*Given records*
>>>>
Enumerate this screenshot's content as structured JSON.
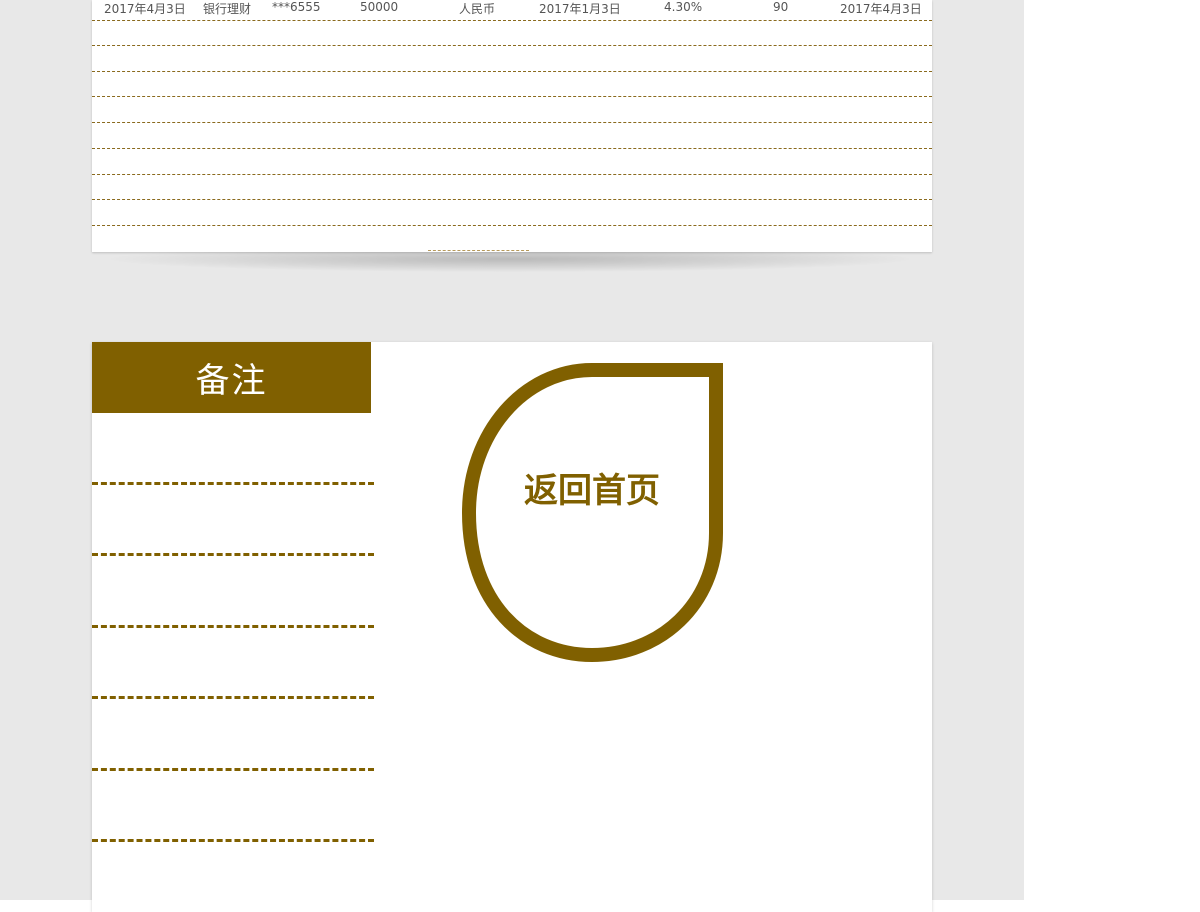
{
  "table": {
    "rows": [
      {
        "purchase_date": "2017年4月3日",
        "product_type": "银行理财",
        "account": "***6555",
        "amount": "50000",
        "currency": "人民币",
        "start_date": "2017年1月3日",
        "rate": "4.30%",
        "days": "90",
        "maturity_date": "2017年4月3日"
      }
    ],
    "blank_rows": 9
  },
  "notes": {
    "title": "备注",
    "line_count": 6
  },
  "home_button": {
    "label": "返回首页"
  },
  "colors": {
    "accent": "#806000",
    "workspace": "#e8e8e8",
    "sheet": "#ffffff",
    "text": "#555555"
  },
  "icons": {
    "home_shape": "teardrop-outline"
  }
}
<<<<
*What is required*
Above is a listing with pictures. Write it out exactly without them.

*Written solution*
Enumerate this screenshot's content as structured JSON.
{
  "table": {
    "rows": [
      {
        "purchase_date": "2017年4月3日",
        "product_type": "银行理财",
        "account": "***6555",
        "amount": "50000",
        "currency": "人民币",
        "start_date": "2017年1月3日",
        "rate": "4.30%",
        "days": "90",
        "maturity_date": "2017年4月3日"
      }
    ],
    "blank_rows": 9
  },
  "notes": {
    "title": "备注",
    "line_count": 6
  },
  "home_button": {
    "label": "返回首页"
  },
  "colors": {
    "accent": "#806000",
    "workspace": "#e8e8e8",
    "sheet": "#ffffff",
    "text": "#555555"
  },
  "icons": {
    "home_shape": "teardrop-outline"
  }
}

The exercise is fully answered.